Sy Perkowitz: We're working on a project right now in Sydney, Australia, that they're trying to open in time for the Olympics. We've been asked to bring the creativity that we see in America into some international entertainment projects. We see France and Italy as centers of design and creativity, but when it comes to shopping centers and entertainment centers, the world looks at us as the experts. A lot of American talent is being asked to go out and help the rest of the world with those things that we created here. So it's an exciting time for American shopping centers and entertainment centers.

Which center do you think of when you hear the term "entertainment center"? Glenn Bullock: It has to be the big one up North.

Gene Condon: Obviously Mall of America.

Nabil N. El-Hage: I would name two centers -- and both are fairly new. The Taubman Co. did a fabulous job with Great Lakes Crossing in Auburn Hills, Mich. The other one is The Pyramid Cos.' Palisades Center in West Nyack, N.Y.

William Graves III: A mall that comes to mind immediately is Mall of America.

Hilary Grinker: I love all of the Mills malls. I think that Mills as a corporation has done a great job in creating family entertainment centers.

Jack Shishido: West Edmonton Mall. It didn't take retail and put it next to entertainment or vice-versa. It tried to break the barrier between the two, merging the experiences. People do three things for pleasure: they shop, they eat, and they go out to do something for fun. I've always felt that if you could get all three of those things grouped together, it would be a whole lot more fun. I was reminded of that when I went to West Edmonton.

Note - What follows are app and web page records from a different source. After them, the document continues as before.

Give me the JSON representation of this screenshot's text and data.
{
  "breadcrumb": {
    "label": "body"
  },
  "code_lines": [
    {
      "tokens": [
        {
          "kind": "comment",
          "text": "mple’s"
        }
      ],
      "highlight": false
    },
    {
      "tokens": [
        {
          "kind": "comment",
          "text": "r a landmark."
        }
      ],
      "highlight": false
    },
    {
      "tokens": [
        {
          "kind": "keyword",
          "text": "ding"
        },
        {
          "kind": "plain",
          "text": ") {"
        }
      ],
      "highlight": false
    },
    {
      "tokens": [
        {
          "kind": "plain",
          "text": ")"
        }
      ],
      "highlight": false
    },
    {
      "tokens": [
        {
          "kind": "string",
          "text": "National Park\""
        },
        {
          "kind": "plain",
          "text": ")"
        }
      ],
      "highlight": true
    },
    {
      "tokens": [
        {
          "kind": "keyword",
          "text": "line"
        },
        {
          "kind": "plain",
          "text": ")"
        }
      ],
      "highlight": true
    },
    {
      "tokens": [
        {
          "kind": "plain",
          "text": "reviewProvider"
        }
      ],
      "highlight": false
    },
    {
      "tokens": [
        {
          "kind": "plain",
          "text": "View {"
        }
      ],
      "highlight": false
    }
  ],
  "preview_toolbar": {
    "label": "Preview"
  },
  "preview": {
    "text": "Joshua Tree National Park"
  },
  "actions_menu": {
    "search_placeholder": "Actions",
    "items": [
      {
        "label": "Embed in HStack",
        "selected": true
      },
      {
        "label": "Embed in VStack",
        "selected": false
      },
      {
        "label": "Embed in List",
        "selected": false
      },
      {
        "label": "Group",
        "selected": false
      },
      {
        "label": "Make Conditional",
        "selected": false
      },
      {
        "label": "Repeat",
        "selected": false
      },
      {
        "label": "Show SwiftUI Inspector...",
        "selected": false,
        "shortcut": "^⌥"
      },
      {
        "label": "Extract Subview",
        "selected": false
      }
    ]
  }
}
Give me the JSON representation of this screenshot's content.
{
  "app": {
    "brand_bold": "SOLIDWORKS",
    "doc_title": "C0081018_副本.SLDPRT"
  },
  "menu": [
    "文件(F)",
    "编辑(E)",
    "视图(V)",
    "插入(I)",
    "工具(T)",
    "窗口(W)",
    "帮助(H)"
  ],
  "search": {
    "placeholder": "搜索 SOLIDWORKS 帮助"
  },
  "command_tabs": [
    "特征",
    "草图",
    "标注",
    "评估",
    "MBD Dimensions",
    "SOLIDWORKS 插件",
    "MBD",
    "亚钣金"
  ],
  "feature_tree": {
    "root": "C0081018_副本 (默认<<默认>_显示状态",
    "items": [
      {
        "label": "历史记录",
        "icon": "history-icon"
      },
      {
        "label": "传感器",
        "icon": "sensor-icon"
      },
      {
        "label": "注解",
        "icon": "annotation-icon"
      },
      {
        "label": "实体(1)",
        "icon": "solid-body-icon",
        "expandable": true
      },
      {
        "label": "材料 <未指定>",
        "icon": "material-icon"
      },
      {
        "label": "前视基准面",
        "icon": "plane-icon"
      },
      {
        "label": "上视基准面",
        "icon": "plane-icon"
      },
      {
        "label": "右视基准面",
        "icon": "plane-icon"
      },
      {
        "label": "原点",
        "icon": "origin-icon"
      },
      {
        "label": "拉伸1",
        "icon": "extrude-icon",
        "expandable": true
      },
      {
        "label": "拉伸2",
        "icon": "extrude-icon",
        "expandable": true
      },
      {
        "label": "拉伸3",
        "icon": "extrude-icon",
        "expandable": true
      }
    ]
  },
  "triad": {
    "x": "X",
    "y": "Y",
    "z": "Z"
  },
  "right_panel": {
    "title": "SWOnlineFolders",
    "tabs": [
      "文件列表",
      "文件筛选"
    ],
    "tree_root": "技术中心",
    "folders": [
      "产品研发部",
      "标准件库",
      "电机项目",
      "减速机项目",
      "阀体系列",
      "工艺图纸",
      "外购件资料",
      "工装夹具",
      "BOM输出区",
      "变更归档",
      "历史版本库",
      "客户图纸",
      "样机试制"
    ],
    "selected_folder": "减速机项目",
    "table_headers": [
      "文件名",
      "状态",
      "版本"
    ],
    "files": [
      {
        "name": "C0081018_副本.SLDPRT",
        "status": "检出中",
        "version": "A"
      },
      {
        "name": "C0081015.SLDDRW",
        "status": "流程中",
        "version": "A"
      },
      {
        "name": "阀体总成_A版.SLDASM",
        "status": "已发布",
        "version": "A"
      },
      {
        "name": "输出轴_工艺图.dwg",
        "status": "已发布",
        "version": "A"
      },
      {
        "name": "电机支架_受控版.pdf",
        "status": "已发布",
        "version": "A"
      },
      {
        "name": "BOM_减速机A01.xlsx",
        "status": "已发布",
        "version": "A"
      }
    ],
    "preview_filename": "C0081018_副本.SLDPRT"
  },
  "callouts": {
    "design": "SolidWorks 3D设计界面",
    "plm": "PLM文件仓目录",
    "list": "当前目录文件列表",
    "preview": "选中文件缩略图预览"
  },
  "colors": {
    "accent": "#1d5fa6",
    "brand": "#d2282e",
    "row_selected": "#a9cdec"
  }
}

Barrett Hickman: Irvine Spectrum is the finest example of an outdoor entertainment center that we have to date in the United States.

Darrell Lake: Irvine Spectrum is the one I think of as a pure entertainment center. The center I like best, however, is Park Meadows in Denver. I wouldn't call it an entertainment center, but Park Meadows is one that I feel comfortable going sitting by Nordstrom and drinking coffee by the fireplace while my wife shops, and if I want to go shopping, it's a fun thing to do. To me it's entertainment.

Michael McCall: I don't think an entertainment center necessarily has anything to do with a mall. It doesn't mean there aren't entertaining malls. I'm going to say a project that is not built yet. It's Aspen IceScape, which out of 300,000 sq. ft. has only 12,000 sq. ft. of retail.

Kevin McCarthy: My favorite is West Edmonton because of its sheer size and scale and the fact that it was one of the first true entertainment retail properties in the world. But in the U.S., the Forum Shops in Las Vegas represents pure, themed retail entertainment.

Sy Perkowitz: The granddaddy of entertainment centers, Irvine Spectrum.

Darrell Weaver: The entertainment center is an evolving concept. I think it can be very small, in a small town, or it can be a very large production like West Edmonton Mall.

PARTICIPANTS Back to top of story

Darrell Lake Sr. VP of marketing, Hillwood Development Fort Worth, Texas

Michael McCall President, Strategic Leisure (inventor of entertainment venues) Columbia, Md.

Barrett Hickman, VP of sales (Latin America and Asia), IMAX Washington, D.C.

Kevin McCarthy Director of sales & market development, Laser Media Los Angeles

Wm. Graves III Marketing Director, Wm. Graves Architects Dallas

Sy Perkowitz Principal, Perkowitz + Ruth Architects Long Beach, Calif.

Jack Shishido Sr. VP of worldwide sales & mktg., Iwerks Entertainment Burbank, Calif.

Gene Condon General Manager, Grapevine Mills (The Mills Corp.) Grapevine, Texas

Darrell Weaver President, PlaySmart (play systems mfr.) Sedalia, Mo.

Hilary Grinker President MEGASystems (large-format film) Wayne, Pa.

Glenn Bullock Chairman, Bullock Smith & Partners (architects) Knoxville, Tenn.

Nabil N. El-Hage CEO, Jeepers! (indoor amusement park) Waltham, Mass.